Agencies make decisions through different procedures, including formal adjudicatory proceedings, notice-and-comment rulemaking, and less structured processes. Judicial review takes place in different forms of proceeding, including suits in district courts by the government or regulated parties and special review proceedings brought in courts of appeals. The latter resemble review of one court by another, in that they proceed in appellate courts and fact-finding is largely the task of the agency.

The resemblance between special statutory review proceedings and appeals from lower courts is one reason courts have embraced remand without vacatur, analogizing all judicial review to that form of judicial review and analogizing that form of judicial review to appeals from one court to another. Analogizing agencies to lower courts fosters the assumption that unlawful agency action is binding until displaced. I have argued that that assumption is wrong as to regulations of private conduct. As to some agency activities, that assumption might be correct under the applicable statute. The SEC might be empowered to withdraw permission to practice before it as a punishment, as the agency did in Checkosky, with its decision being effective until countermanded by a reviewing court. Whether the SEC has that power depends on the securities statutes. The analogy between courts and agencies obscures the statutory issue, and leads courts to rely on an undefended assumption about agency action in general.

The assumption that unlawful agency action is legally binding is often wrong, it may sometimes be correct, and it is sometimes inapposite.

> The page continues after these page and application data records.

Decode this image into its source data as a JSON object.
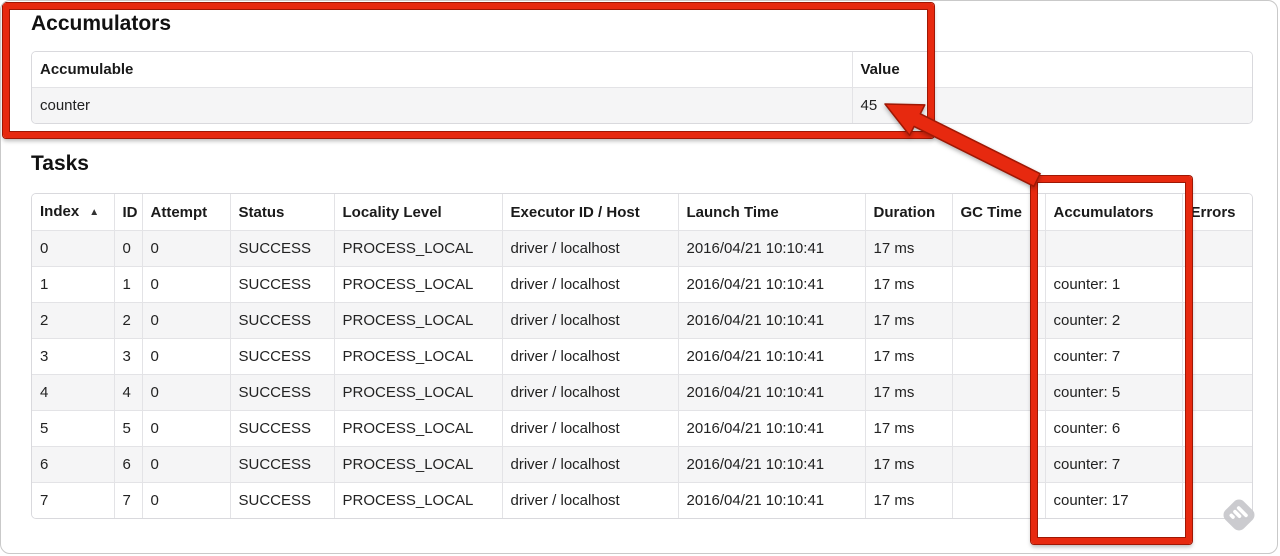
{
  "sections": {
    "accumulators": {
      "heading": "Accumulators",
      "table": {
        "columns": [
          "Accumulable",
          "Value"
        ],
        "rows": [
          [
            "counter",
            "45"
          ]
        ]
      }
    },
    "tasks": {
      "heading": "Tasks",
      "table": {
        "columns": [
          "Index",
          "ID",
          "Attempt",
          "Status",
          "Locality Level",
          "Executor ID / Host",
          "Launch Time",
          "Duration",
          "GC Time",
          "Accumulators",
          "Errors"
        ],
        "sort_column": "Index",
        "sort_icon": "▲",
        "rows": [
          [
            "0",
            "0",
            "0",
            "SUCCESS",
            "PROCESS_LOCAL",
            "driver / localhost",
            "2016/04/21 10:10:41",
            "17 ms",
            "",
            "",
            ""
          ],
          [
            "1",
            "1",
            "0",
            "SUCCESS",
            "PROCESS_LOCAL",
            "driver / localhost",
            "2016/04/21 10:10:41",
            "17 ms",
            "",
            "counter: 1",
            ""
          ],
          [
            "2",
            "2",
            "0",
            "SUCCESS",
            "PROCESS_LOCAL",
            "driver / localhost",
            "2016/04/21 10:10:41",
            "17 ms",
            "",
            "counter: 2",
            ""
          ],
          [
            "3",
            "3",
            "0",
            "SUCCESS",
            "PROCESS_LOCAL",
            "driver / localhost",
            "2016/04/21 10:10:41",
            "17 ms",
            "",
            "counter: 7",
            ""
          ],
          [
            "4",
            "4",
            "0",
            "SUCCESS",
            "PROCESS_LOCAL",
            "driver / localhost",
            "2016/04/21 10:10:41",
            "17 ms",
            "",
            "counter: 5",
            ""
          ],
          [
            "5",
            "5",
            "0",
            "SUCCESS",
            "PROCESS_LOCAL",
            "driver / localhost",
            "2016/04/21 10:10:41",
            "17 ms",
            "",
            "counter: 6",
            ""
          ],
          [
            "6",
            "6",
            "0",
            "SUCCESS",
            "PROCESS_LOCAL",
            "driver / localhost",
            "2016/04/21 10:10:41",
            "17 ms",
            "",
            "counter: 7",
            ""
          ],
          [
            "7",
            "7",
            "0",
            "SUCCESS",
            "PROCESS_LOCAL",
            "driver / localhost",
            "2016/04/21 10:10:41",
            "17 ms",
            "",
            "counter: 17",
            ""
          ]
        ]
      }
    }
  },
  "annotations": {
    "color": "#e7290f",
    "outline_color": "#9f1704",
    "arrow_points_to": "45"
  },
  "icons": {
    "sort_ascending": "▲",
    "watermark": "skitch-watermark"
  }
}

Not all agency actions purport to bind private parties as to their legal positions. For actions that do not claim binding force, the question of ab initio invalidity does not arise, and vacatur is not a meaningful remedial option. Citizens to Preserve Overton Park v. Volpe, 401 U.S. 402 (1971), a leading case about judicial review of agency decisions, involved the construction of a highway. Concerned About Trident v. Rumsfeld, 555 F.2d 817 (D.C. Cir. 1976), a D. C. Circuit case that is now often regarded as an early example of remand without vacatur, involved a plan to build a submarine base. Concerned About Trident is seen as an example of remand without vacatur, because the court of appeals told the Navy to correct flaws in its Environmental Impact Statement, but did not enjoin the project while the Navy did so. The plaintiffs in those cases sought injunctions against physical acts, and the remedial principles applicable to those requests were the principles governing injunctions. Operation of bulldozers can be enjoined, but not vacated. Here too, the misleading analogy between agencies and lower courts obscures analysis.

Courts should recognize the variety of agency activities, of agency decision processes, and of forms of proceeding for judicial review. If courts treat all review of agencies as if it were appellate review of one court by another, they risk doing for administrative law what Procrustes did for his guests.